- Washington Hilton Dulles (13869 Park Center Road)
- YMCA Fairfax County Reston (12196 Sunset Hills Road)
Photo via Facebook
The Reston Association recently unveiled the winners of the Volunteer Reston Service Awards, which recognize people, groups and community businesses who helped serve the community through various volunteer projects each year.
Doug Britt, who has helped collect environmental data, and Cindy Metcalf, who coordinates and leads classes on how to start a garden, both nabbed the top honor as “Volunteers of the Year.”
Here are the rest of the winners for the different categories:
- 55+ Volunteer: Don Coram
- Group Volunteer Service: Southgate Community Center Advisory Council
- Community Partner of the Year: Public Affairs Support Services, Inc.
- Committee and/or Work Group Volunteer of the Year: Pony Barn Working Group
A reception on April 18 at The Lake House (11450 Baron Cameron Avenue) will celebrate the volunteers.
Photo via Facebook
You may have noticed some new faces this February around McNair Elementary School (2499 Thomas Jefferson Drive).
About 15 volunteers from Fannie Mae’s Reston office have been helping out at the school.
“As a new partner, the firm has offered to provide volunteers on a monthly basis as a way to give back to the Reston and Herndon communities,” according to Fairfax County Public Schools.
The volunteers have been busy supporting read-aloud initiatives and the school’s holiday luncheon, according to FCPS.
The school community can expect the volunteers to help through the end of the year.
Image via Google Maps
Calling all Fairfax County volunteers — nominations recently opened for the 2019 Fairfax County Volunteer Service Awards.
Established in 1993, the awards honor individuals, groups and organizations that have volunteered through a broad range of activities and programs that primarily benefitted the Fairfax County community.
The nominees are required to have completed their service hours in either Fairfax County, the City of Fairfax, the Town of Herndon, the Town of Vienna or the City of Falls Church, unless nominated for the RSVP Competitive Award.
Individuals and groups can be nominated in one of 14 competitive categories and four non-competitive categories.
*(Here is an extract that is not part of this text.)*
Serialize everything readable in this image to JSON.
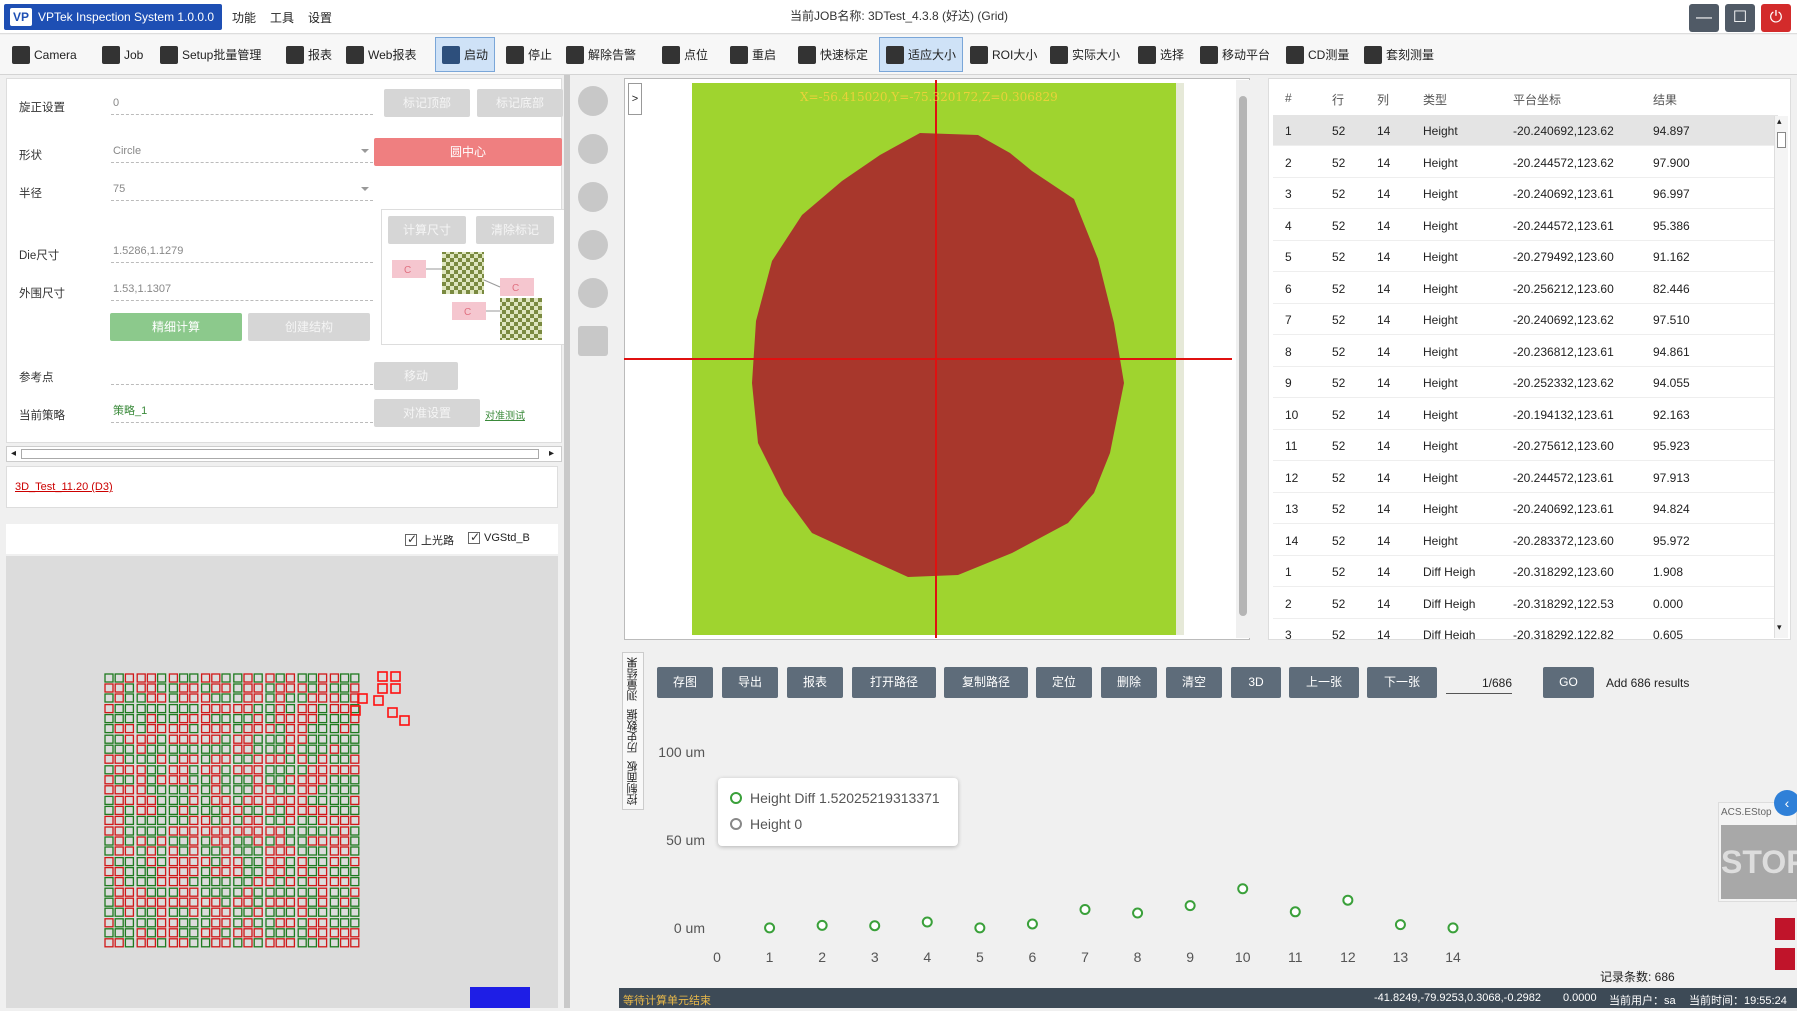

Some of the categories are broken down by “youth,” “adult” and “senior” awards.
The deadline to submit nominations is Friday, Feb. 8, at 5 p.m.
All nominees will receive a complimentary invitation to Volunteer Fairfax’s annual county-wide volunteer recognition event, which takes place on April 24 at the Waterford in Springfield.
Photo via Volunteer Fairfax